▶ **TASK ITEM**
Entries must be copied exactly, with nothing left out.

** Opening DATA FOR THIS TASK block **

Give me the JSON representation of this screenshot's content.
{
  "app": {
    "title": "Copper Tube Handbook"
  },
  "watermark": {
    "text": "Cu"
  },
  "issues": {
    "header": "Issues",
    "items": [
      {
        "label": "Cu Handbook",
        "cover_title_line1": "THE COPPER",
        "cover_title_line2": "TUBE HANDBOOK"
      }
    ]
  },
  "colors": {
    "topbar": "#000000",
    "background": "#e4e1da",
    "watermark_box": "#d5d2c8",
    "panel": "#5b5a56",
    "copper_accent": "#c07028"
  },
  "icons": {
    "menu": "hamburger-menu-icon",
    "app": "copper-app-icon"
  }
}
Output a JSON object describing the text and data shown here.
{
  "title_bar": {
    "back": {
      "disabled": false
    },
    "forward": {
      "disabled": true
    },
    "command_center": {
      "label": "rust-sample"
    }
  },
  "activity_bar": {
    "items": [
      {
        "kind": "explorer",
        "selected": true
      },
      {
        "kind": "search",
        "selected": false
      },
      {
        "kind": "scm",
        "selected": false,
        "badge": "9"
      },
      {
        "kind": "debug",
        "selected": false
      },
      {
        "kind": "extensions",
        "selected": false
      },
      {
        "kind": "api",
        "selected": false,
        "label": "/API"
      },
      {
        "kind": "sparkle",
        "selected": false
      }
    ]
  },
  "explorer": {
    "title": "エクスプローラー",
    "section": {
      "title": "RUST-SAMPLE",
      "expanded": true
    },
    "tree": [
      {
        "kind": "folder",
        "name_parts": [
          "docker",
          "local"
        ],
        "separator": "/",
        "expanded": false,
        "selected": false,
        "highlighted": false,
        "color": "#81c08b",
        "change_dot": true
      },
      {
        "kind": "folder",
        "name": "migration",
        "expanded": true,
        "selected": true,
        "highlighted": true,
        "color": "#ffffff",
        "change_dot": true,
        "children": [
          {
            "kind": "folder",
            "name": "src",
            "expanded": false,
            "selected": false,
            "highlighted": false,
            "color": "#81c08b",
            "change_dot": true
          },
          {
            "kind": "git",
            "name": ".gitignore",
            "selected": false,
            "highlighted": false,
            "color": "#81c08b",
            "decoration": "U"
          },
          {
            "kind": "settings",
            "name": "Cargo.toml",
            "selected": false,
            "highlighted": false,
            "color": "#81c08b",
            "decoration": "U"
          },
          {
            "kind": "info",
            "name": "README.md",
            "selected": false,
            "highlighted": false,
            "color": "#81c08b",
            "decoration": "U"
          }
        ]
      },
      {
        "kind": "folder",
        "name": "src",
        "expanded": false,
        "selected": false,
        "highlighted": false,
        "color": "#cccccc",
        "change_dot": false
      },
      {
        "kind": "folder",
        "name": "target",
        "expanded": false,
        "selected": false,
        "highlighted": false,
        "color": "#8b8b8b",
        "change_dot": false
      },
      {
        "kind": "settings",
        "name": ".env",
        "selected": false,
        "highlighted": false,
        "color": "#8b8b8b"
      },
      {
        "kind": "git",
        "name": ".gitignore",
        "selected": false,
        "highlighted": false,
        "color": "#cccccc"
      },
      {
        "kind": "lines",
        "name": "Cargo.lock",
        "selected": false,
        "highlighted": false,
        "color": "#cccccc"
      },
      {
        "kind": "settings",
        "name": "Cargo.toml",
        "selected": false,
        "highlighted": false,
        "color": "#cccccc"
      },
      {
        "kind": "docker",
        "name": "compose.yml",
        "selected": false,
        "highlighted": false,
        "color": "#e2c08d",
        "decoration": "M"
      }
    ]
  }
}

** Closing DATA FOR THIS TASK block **

▶ **ANSWER TO THIS EXERCISE**
Give me the JSON representation of this screenshot's content.
{
  "app": {
    "title": "Copper Tube Handbook"
  },
  "watermark": {
    "text": "Cu"
  },
  "issues": {
    "header": "Issues",
    "items": [
      {
        "label": "Cu Handbook",
        "cover_title_line1": "THE COPPER",
        "cover_title_line2": "TUBE HANDBOOK"
      }
    ]
  },
  "colors": {
    "topbar": "#000000",
    "background": "#e4e1da",
    "watermark_box": "#d5d2c8",
    "panel": "#5b5a56",
    "copper_accent": "#c07028"
  },
  "icons": {
    "menu": "hamburger-menu-icon",
    "app": "copper-app-icon"
  }
}
Output a JSON object describing the text and data shown here.
{
  "title_bar": {
    "back": {
      "disabled": false
    },
    "forward": {
      "disabled": true
    },
    "command_center": {
      "label": "rust-sample"
    }
  },
  "activity_bar": {
    "items": [
      {
        "kind": "explorer",
        "selected": true
      },
      {
        "kind": "search",
        "selected": false
      },
      {
        "kind": "scm",
        "selected": false,
        "badge": "9"
      },
      {
        "kind": "debug",
        "selected": false
      },
      {
        "kind": "extensions",
        "selected": false
      },
      {
        "kind": "api",
        "selected": false,
        "label": "/API"
      },
      {
        "kind": "sparkle",
        "selected": false
      }
    ]
  },
  "explorer": {
    "title": "エクスプローラー",
    "section": {
      "title": "RUST-SAMPLE",
      "expanded": true
    },
    "tree": [
      {
        "kind": "folder",
        "name_parts": [
          "docker",
          "local"
        ],
        "separator": "/",
        "expanded": false,
        "selected": false,
        "highlighted": false,
        "color": "#81c08b",
        "change_dot": true
      },
      {
        "kind": "folder",
        "name": "migration",
        "expanded": true,
        "selected": true,
        "highlighted": true,
        "color": "#ffffff",
        "change_dot": true,
        "children": [
          {
            "kind": "folder",
            "name": "src",
            "expanded": false,
            "selected": false,
            "highlighted": false,
            "color": "#81c08b",
            "change_dot": true
          },
          {
            "kind": "git",
            "name": ".gitignore",
            "selected": false,
            "highlighted": false,
            "color": "#81c08b",
            "decoration": "U"
          },
          {
            "kind": "settings",
            "name": "Cargo.toml",
            "selected": false,
            "highlighted": false,
            "color": "#81c08b",
            "decoration": "U"
          },
          {
            "kind": "info",
            "name": "README.md",
            "selected": false,
            "highlighted": false,
            "color": "#81c08b",
            "decoration": "U"
          }
        ]
      },
      {
        "kind": "folder",
        "name": "src",
        "expanded": false,
        "selected": false,
        "highlighted": false,
        "color": "#cccccc",
        "change_dot": false
      },
      {
        "kind": "folder",
        "name": "target",
        "expanded": false,
        "selected": false,
        "highlighted": false,
        "color": "#8b8b8b",
        "change_dot": false
      },
      {
        "kind": "settings",
        "name": ".env",
        "selected": false,
        "highlighted": false,
        "color": "#8b8b8b"
      },
      {
        "kind": "git",
        "name": ".gitignore",
        "selected": false,
        "highlighted": false,
        "color": "#cccccc"
      },
      {
        "kind": "lines",
        "name": "Cargo.lock",
        "selected": false,
        "highlighted": false,
        "color": "#cccccc"
      },
      {
        "kind": "settings",
        "name": "Cargo.toml",
        "selected": false,
        "highlighted": false,
        "color": "#cccccc"
      },
      {
        "kind": "docker",
        "name": "compose.yml",
        "selected": false,
        "highlighted": false,
        "color": "#e2c08d",
        "decoration": "M"
      }
    ]
  }
}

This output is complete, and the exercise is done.